__Record excerpts__
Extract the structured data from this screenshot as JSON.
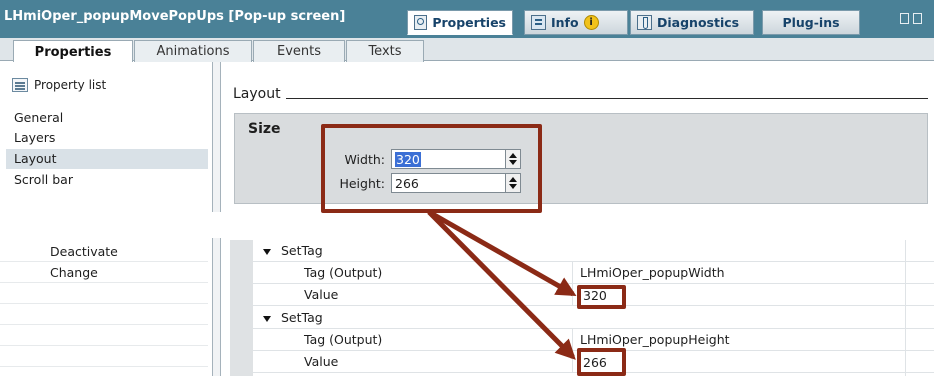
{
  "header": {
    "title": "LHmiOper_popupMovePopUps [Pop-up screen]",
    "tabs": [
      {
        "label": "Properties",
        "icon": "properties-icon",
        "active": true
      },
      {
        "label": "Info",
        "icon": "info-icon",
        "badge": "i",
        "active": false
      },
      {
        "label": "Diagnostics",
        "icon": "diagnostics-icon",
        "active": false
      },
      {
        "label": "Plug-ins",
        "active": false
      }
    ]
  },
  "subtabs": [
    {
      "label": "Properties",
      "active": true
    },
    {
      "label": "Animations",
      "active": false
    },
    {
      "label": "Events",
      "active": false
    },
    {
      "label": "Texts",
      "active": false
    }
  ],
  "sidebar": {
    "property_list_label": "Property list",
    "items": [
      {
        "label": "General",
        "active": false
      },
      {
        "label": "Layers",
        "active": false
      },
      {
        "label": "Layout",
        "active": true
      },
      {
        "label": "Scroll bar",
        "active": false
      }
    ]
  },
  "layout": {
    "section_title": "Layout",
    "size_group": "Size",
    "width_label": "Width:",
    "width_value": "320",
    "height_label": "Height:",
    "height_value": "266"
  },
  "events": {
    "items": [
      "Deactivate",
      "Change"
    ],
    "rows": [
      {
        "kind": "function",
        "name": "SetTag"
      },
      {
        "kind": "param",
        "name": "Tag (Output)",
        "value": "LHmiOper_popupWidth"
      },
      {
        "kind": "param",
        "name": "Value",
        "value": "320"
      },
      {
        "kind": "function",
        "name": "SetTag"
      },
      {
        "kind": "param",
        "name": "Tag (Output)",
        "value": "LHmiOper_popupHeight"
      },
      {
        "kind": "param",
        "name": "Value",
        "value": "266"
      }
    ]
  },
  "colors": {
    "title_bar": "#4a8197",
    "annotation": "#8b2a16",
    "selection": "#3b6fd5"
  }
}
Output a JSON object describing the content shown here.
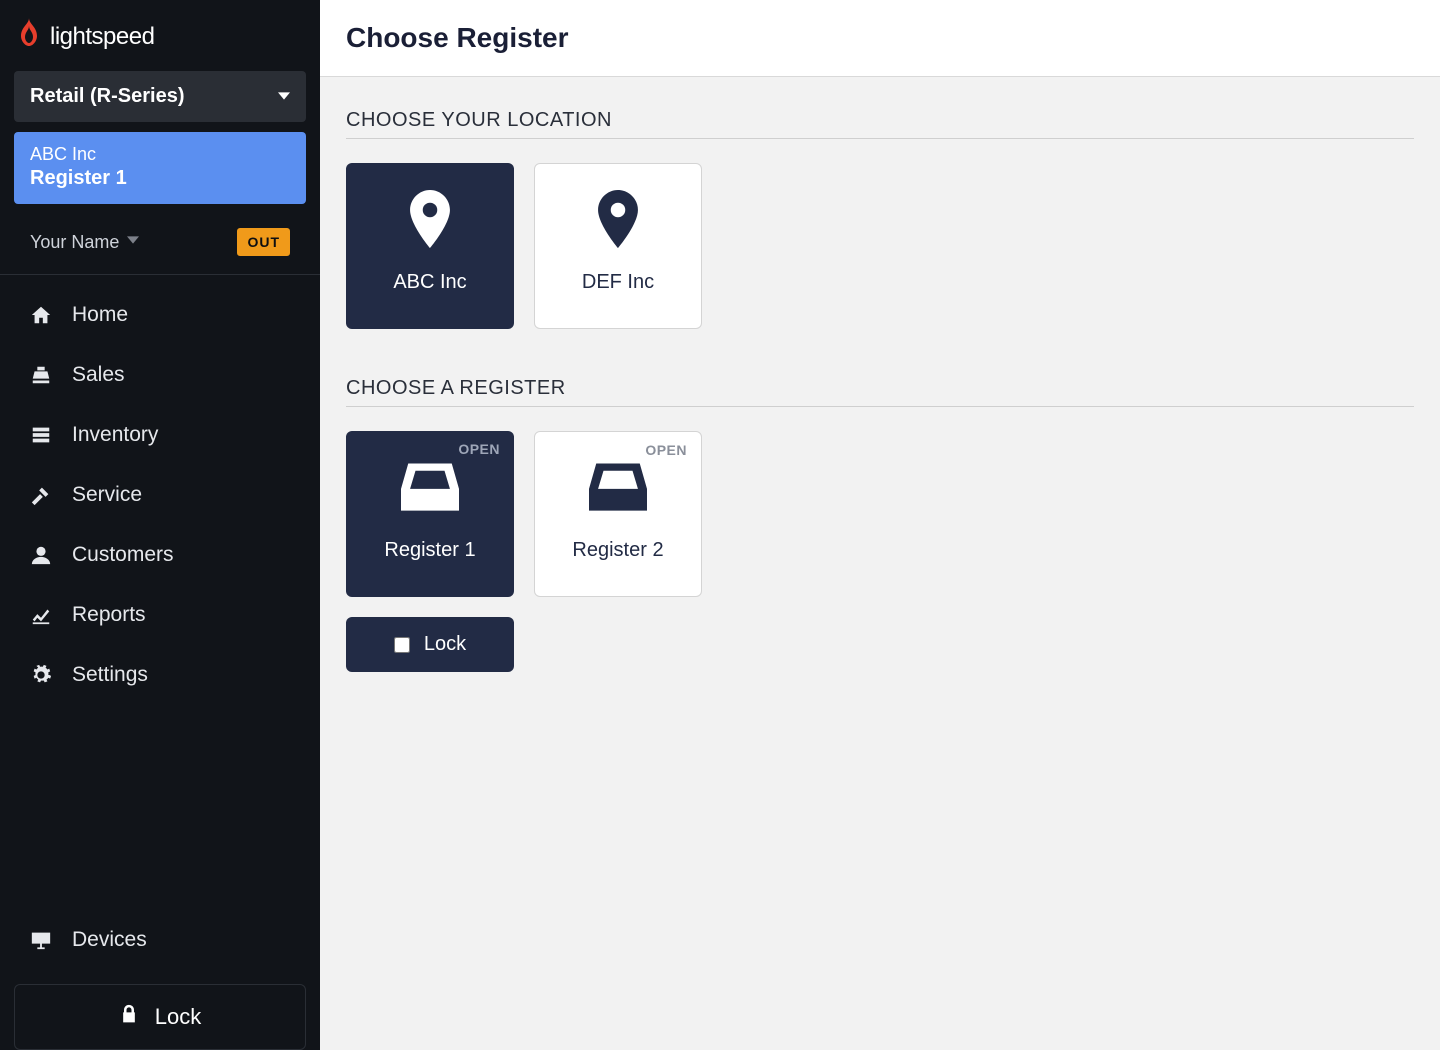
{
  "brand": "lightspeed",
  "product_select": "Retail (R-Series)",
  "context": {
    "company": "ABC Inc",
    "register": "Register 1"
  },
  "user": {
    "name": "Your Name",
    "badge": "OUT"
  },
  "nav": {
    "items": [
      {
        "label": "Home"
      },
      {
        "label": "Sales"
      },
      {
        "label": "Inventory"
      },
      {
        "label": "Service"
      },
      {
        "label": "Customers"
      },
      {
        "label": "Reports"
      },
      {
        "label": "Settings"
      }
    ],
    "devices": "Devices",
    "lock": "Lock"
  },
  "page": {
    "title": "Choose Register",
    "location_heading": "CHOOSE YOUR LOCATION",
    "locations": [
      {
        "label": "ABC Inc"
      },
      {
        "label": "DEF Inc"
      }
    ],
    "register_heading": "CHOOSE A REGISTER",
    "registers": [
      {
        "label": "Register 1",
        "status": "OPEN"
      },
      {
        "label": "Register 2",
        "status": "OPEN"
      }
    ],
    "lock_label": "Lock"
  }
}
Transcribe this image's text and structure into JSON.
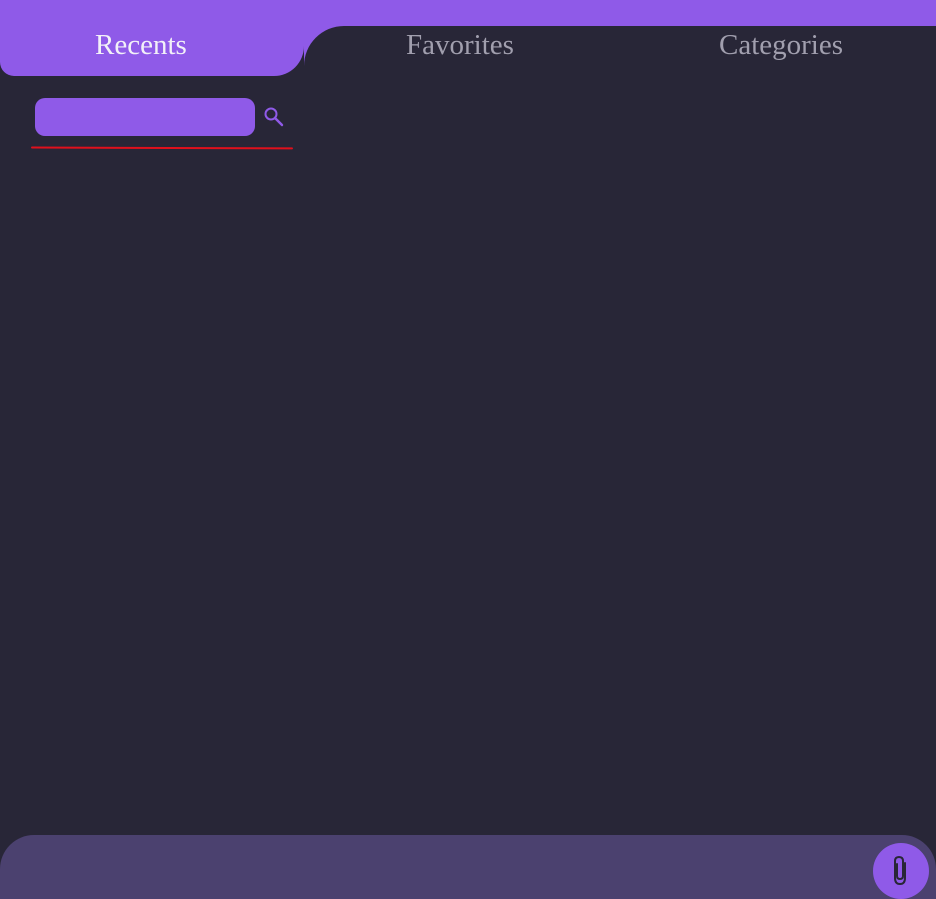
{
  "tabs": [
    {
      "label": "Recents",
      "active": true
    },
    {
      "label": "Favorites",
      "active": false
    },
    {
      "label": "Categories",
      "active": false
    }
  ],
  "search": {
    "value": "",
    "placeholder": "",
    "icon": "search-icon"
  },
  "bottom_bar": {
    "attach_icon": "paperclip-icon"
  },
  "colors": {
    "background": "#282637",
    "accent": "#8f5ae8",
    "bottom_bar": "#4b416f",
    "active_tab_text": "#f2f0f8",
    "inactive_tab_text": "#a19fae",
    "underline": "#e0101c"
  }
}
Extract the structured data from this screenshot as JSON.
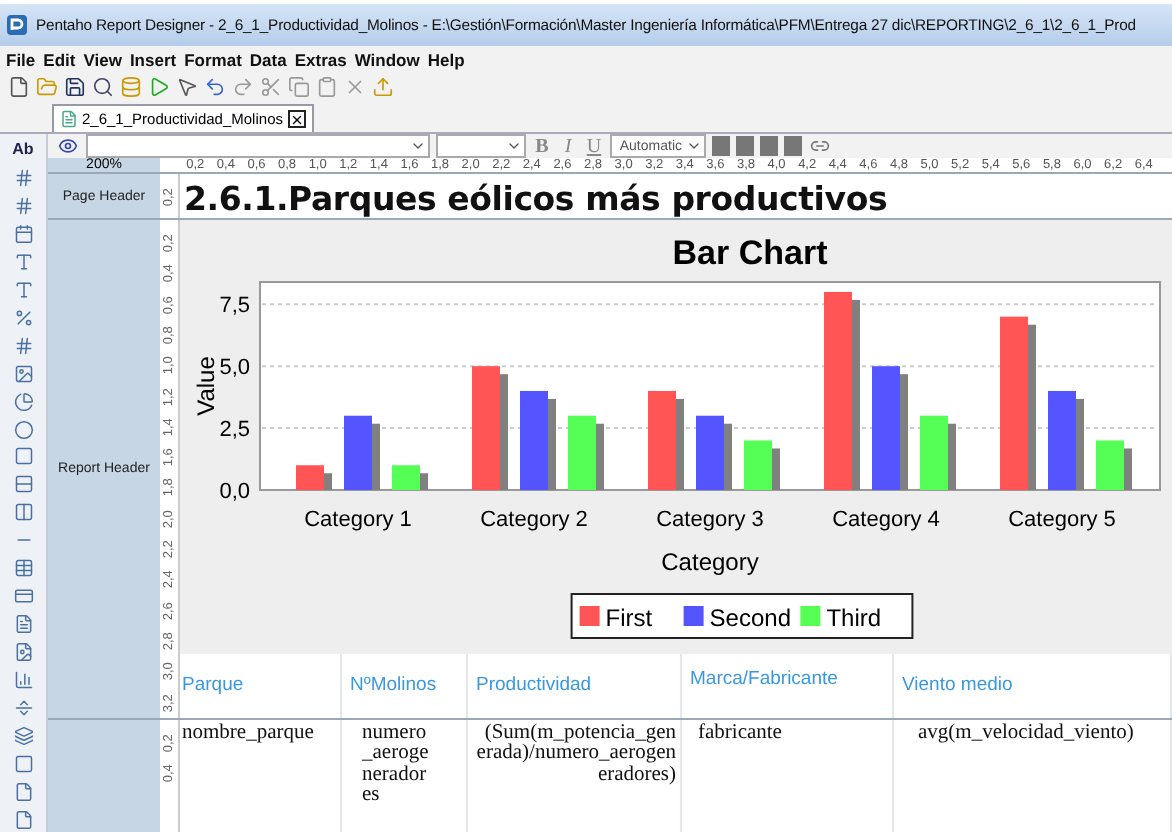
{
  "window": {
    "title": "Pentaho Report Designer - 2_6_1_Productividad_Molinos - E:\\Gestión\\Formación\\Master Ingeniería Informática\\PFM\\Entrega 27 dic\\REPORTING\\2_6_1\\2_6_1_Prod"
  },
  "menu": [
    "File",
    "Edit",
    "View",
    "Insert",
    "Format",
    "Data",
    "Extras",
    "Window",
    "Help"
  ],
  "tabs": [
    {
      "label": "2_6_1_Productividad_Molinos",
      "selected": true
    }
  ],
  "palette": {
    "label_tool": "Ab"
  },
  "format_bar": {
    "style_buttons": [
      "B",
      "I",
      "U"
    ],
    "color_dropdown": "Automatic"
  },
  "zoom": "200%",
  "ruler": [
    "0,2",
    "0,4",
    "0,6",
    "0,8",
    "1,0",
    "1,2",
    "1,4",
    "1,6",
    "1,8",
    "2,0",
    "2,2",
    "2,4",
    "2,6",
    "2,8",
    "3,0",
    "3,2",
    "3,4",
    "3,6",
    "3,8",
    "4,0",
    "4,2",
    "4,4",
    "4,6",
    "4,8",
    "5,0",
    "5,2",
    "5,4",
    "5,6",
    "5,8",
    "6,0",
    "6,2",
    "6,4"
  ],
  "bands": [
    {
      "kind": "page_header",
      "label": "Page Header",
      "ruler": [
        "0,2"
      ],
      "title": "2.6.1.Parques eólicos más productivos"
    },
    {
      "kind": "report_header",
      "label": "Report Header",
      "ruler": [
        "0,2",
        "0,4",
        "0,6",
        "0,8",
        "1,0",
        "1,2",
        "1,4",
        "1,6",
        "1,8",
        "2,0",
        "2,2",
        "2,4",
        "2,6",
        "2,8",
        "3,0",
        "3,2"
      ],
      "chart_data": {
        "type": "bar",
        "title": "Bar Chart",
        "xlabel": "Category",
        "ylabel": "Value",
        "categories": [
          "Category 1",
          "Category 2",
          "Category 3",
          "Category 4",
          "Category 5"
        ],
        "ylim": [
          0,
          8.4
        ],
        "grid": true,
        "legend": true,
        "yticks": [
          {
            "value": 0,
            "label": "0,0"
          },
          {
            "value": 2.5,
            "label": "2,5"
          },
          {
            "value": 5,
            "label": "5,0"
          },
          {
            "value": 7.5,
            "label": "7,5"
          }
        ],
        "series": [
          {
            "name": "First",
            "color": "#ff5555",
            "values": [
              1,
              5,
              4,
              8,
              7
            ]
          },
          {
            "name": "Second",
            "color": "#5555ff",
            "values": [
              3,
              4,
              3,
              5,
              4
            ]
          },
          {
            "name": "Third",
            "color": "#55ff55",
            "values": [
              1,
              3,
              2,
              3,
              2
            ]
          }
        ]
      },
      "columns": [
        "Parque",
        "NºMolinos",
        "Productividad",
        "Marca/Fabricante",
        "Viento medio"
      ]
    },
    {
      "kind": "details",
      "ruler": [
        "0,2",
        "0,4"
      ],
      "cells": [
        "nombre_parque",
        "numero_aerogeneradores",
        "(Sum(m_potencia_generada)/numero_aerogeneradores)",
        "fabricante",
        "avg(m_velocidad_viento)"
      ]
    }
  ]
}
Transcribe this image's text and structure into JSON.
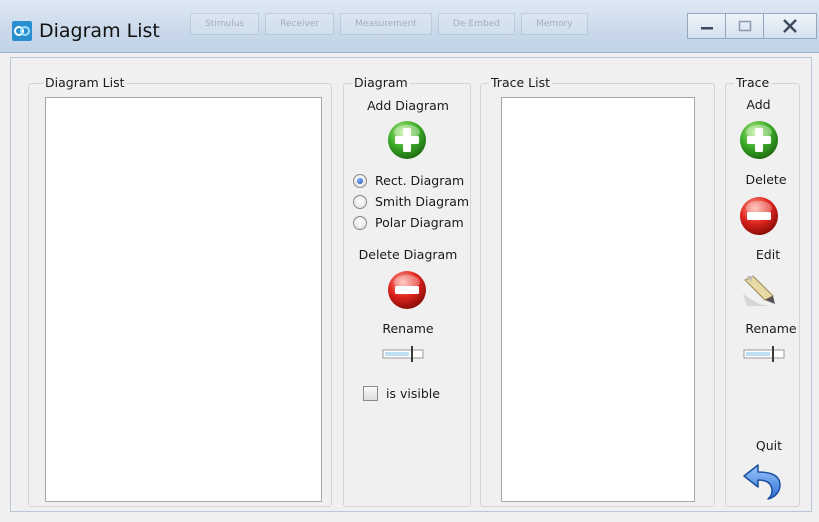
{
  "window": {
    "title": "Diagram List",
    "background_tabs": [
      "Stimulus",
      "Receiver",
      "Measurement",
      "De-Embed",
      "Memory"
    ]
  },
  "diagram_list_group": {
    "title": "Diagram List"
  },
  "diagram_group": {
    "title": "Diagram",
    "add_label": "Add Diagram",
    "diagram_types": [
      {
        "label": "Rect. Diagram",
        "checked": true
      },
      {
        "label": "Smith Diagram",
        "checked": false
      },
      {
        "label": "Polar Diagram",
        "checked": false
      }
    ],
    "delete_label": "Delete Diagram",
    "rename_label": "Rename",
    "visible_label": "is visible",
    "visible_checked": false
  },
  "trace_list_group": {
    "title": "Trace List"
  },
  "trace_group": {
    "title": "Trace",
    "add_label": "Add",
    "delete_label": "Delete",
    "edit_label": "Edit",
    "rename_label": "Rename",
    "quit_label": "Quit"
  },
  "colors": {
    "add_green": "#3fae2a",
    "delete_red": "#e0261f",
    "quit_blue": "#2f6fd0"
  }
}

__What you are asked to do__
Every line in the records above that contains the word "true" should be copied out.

__Result for this exercise__
        "active": true
      "active": true
        "active": true
      "active": true
      "selected": true
        "grid": true,
        "legend": true,
        "checked": true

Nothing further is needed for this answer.